AIM OF THE EXERCISE:
From the entries below, tally how many lines contain "Shift" and report only that figure.

━━━━━━━━━━━━━━━━━━━━━━━━━━━━━━

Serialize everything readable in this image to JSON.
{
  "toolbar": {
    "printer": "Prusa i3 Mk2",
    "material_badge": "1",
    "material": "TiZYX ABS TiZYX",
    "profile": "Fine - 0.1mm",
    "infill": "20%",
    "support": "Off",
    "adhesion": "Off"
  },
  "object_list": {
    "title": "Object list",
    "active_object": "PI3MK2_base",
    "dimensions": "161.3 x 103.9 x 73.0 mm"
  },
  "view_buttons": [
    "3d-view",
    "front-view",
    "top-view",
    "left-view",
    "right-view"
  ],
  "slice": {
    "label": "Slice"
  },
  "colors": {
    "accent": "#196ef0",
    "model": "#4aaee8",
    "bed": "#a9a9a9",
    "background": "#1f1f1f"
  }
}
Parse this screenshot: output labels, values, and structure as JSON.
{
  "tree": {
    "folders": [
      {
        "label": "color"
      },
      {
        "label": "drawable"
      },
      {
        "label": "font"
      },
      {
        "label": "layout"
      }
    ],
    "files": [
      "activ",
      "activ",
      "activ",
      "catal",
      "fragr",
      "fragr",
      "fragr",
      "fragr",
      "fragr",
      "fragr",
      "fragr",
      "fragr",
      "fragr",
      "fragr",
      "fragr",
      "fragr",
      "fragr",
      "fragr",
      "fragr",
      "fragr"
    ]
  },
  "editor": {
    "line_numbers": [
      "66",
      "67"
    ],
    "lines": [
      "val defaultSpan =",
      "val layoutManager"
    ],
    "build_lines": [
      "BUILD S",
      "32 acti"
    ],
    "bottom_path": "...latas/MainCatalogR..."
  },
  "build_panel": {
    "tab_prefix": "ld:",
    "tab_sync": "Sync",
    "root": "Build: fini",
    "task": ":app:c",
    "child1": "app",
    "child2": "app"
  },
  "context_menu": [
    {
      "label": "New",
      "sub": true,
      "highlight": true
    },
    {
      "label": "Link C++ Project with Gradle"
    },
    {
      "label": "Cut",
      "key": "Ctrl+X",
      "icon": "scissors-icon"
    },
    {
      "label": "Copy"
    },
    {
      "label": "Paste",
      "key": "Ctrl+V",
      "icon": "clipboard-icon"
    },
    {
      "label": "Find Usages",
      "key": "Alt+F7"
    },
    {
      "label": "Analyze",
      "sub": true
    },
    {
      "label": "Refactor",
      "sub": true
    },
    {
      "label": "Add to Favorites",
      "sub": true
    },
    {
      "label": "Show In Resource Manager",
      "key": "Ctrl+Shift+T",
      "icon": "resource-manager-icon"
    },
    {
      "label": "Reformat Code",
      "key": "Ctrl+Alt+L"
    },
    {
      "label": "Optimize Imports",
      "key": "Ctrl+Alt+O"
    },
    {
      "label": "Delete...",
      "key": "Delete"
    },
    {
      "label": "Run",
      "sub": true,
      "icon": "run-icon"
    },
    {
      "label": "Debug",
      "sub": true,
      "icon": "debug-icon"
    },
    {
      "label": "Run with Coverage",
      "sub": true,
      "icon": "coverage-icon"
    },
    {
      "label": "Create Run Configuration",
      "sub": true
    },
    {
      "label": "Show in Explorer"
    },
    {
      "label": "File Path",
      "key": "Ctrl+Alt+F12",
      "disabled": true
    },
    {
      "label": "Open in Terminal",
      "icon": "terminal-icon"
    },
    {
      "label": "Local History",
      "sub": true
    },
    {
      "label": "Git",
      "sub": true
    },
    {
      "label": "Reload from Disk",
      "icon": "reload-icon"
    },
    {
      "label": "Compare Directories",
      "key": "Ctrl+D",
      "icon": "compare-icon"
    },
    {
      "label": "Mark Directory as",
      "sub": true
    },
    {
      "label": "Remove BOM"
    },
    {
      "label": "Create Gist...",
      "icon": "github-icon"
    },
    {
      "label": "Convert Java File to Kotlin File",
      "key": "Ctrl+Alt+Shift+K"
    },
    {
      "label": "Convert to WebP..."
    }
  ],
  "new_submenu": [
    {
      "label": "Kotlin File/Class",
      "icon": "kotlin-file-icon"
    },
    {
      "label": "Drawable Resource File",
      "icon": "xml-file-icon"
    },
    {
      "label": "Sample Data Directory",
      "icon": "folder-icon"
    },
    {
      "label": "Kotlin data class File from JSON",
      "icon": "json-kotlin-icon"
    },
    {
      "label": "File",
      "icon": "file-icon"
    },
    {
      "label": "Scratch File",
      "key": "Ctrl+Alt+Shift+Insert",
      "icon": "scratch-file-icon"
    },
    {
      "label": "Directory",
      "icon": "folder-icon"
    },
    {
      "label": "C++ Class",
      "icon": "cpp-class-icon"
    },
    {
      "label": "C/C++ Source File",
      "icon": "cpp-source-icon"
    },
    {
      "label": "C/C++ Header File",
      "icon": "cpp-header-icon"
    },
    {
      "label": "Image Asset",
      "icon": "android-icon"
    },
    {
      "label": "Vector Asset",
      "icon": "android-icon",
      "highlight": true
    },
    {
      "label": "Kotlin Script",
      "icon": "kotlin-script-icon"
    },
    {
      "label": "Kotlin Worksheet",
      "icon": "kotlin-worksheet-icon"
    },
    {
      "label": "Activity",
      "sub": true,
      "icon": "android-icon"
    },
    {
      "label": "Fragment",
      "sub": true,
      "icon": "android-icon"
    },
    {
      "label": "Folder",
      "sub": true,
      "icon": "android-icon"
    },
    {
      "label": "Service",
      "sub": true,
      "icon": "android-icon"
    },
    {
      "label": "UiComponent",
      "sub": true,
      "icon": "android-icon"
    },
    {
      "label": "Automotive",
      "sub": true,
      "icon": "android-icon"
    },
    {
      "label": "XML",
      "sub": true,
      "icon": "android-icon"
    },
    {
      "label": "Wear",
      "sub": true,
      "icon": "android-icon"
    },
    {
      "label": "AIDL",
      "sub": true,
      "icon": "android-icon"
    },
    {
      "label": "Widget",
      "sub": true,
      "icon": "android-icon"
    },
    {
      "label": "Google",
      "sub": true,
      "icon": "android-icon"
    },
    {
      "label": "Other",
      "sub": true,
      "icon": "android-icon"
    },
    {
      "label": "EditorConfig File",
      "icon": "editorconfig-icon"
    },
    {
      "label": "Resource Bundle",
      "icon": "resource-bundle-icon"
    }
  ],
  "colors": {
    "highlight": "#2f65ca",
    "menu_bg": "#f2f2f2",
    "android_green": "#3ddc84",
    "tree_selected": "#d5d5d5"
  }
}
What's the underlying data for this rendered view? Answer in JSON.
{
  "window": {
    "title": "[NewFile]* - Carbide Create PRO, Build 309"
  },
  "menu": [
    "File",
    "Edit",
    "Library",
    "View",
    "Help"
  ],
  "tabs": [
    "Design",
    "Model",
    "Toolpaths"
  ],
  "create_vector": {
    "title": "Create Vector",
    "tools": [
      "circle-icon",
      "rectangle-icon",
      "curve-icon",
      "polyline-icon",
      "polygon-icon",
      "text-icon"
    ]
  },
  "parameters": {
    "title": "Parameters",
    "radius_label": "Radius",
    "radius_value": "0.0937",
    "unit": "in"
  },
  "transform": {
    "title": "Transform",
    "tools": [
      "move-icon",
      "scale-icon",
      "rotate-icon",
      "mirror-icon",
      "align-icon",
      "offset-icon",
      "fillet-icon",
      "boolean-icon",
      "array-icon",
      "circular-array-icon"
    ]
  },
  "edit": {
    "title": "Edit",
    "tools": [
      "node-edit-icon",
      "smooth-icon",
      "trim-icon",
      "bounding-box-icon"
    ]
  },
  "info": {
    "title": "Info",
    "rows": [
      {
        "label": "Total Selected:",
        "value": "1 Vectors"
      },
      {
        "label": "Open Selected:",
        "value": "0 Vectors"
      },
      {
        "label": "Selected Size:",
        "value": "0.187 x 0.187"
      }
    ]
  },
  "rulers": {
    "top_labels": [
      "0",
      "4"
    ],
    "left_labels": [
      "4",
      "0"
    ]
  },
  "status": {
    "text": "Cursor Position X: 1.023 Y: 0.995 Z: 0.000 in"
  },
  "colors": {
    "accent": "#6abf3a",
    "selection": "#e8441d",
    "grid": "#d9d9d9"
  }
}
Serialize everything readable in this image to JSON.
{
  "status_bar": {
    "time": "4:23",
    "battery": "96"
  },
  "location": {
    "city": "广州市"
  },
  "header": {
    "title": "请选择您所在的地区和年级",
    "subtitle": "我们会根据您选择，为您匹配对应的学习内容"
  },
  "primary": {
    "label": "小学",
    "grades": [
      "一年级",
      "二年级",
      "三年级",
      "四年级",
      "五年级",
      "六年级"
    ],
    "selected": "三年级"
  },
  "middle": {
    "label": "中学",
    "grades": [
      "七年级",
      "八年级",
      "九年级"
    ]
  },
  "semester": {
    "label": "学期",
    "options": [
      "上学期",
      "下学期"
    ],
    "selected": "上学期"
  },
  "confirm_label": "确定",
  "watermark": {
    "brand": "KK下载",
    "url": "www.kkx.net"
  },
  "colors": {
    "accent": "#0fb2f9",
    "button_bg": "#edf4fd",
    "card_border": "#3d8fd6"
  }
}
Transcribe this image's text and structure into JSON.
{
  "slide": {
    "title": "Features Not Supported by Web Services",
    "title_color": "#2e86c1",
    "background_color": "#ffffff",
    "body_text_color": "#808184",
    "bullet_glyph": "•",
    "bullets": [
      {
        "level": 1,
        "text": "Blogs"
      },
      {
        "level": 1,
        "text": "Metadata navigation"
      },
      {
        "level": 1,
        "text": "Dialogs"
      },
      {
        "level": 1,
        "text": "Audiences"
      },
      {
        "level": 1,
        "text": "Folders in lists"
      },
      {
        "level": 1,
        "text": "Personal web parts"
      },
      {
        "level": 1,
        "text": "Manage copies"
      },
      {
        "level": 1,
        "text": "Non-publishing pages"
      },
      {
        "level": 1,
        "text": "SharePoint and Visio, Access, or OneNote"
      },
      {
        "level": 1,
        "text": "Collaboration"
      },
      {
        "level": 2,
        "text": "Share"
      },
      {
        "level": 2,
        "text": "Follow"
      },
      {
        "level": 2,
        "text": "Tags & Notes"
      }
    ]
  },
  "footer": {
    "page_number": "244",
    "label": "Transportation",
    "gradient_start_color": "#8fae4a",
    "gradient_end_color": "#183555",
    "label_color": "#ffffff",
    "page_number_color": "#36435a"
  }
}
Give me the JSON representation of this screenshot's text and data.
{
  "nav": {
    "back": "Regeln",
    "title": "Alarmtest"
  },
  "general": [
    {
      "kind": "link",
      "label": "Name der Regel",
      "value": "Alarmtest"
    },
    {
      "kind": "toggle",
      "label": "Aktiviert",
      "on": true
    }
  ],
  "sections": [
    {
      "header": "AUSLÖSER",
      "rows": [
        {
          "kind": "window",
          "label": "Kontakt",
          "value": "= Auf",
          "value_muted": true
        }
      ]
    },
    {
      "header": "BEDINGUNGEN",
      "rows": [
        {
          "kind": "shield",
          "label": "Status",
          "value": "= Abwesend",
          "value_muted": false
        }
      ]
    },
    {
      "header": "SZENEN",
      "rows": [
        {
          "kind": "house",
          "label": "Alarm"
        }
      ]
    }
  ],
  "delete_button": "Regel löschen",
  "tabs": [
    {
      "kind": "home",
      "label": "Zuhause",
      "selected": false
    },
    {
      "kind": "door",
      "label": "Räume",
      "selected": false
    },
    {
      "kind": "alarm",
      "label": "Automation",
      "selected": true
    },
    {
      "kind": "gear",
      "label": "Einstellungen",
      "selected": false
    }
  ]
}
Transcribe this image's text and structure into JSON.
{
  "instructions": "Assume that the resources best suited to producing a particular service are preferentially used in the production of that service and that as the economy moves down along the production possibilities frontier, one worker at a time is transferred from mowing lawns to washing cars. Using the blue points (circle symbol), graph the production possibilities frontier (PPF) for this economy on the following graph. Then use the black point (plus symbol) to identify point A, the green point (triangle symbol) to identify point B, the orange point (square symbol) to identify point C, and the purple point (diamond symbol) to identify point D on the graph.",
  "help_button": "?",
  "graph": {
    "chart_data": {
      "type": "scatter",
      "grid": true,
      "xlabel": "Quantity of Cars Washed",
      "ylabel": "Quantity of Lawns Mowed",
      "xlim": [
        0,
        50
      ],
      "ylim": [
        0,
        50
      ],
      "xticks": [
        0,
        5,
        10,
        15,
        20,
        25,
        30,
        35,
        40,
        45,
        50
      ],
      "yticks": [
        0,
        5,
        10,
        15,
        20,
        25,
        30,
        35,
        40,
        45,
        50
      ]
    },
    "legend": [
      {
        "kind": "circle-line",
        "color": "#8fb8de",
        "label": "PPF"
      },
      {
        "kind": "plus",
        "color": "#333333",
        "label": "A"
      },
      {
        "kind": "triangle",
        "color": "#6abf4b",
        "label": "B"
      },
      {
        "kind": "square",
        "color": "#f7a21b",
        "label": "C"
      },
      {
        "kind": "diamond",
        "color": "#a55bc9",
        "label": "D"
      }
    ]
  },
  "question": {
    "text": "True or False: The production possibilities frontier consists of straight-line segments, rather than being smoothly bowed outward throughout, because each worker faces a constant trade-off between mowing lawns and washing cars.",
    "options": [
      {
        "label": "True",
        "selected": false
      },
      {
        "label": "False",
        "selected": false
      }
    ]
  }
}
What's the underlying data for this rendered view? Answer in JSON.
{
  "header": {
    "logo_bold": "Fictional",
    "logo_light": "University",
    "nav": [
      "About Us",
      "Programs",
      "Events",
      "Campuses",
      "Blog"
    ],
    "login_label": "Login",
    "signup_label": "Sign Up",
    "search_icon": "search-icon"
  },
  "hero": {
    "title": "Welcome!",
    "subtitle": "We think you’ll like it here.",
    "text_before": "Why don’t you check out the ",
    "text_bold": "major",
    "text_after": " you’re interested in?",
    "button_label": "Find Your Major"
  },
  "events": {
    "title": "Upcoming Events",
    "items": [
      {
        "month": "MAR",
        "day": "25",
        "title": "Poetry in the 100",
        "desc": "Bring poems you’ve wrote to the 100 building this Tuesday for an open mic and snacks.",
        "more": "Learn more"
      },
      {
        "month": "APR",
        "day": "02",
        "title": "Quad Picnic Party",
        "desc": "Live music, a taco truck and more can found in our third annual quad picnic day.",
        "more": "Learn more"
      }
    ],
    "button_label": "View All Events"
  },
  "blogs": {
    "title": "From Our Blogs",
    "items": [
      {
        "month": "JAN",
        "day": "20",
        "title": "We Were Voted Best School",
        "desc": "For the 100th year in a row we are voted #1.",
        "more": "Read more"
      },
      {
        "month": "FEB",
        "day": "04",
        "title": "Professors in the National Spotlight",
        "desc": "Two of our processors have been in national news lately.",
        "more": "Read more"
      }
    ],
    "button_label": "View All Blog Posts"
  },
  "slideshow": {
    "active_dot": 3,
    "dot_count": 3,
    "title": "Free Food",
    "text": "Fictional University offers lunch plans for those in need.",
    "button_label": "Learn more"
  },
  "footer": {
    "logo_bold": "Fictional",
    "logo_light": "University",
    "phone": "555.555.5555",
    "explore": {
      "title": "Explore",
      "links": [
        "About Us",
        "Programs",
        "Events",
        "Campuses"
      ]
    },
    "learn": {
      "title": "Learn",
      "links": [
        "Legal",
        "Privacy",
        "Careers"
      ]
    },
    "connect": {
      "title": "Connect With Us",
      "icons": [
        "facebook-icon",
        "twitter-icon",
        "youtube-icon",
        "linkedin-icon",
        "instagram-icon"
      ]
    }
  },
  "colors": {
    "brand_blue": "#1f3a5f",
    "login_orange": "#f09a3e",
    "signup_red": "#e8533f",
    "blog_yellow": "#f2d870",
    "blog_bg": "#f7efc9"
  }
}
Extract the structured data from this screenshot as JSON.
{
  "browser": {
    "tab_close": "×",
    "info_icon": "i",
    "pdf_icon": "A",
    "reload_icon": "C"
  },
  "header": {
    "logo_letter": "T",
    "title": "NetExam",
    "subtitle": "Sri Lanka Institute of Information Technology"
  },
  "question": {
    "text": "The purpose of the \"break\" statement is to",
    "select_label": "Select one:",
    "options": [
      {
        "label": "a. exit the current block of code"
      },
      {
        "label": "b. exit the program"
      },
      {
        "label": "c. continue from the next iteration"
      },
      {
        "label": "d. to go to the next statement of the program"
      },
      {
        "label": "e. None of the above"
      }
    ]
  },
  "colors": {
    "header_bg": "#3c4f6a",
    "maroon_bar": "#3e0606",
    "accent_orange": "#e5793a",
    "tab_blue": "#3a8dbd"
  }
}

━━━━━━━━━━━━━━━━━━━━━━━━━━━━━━

OUTPUT:
3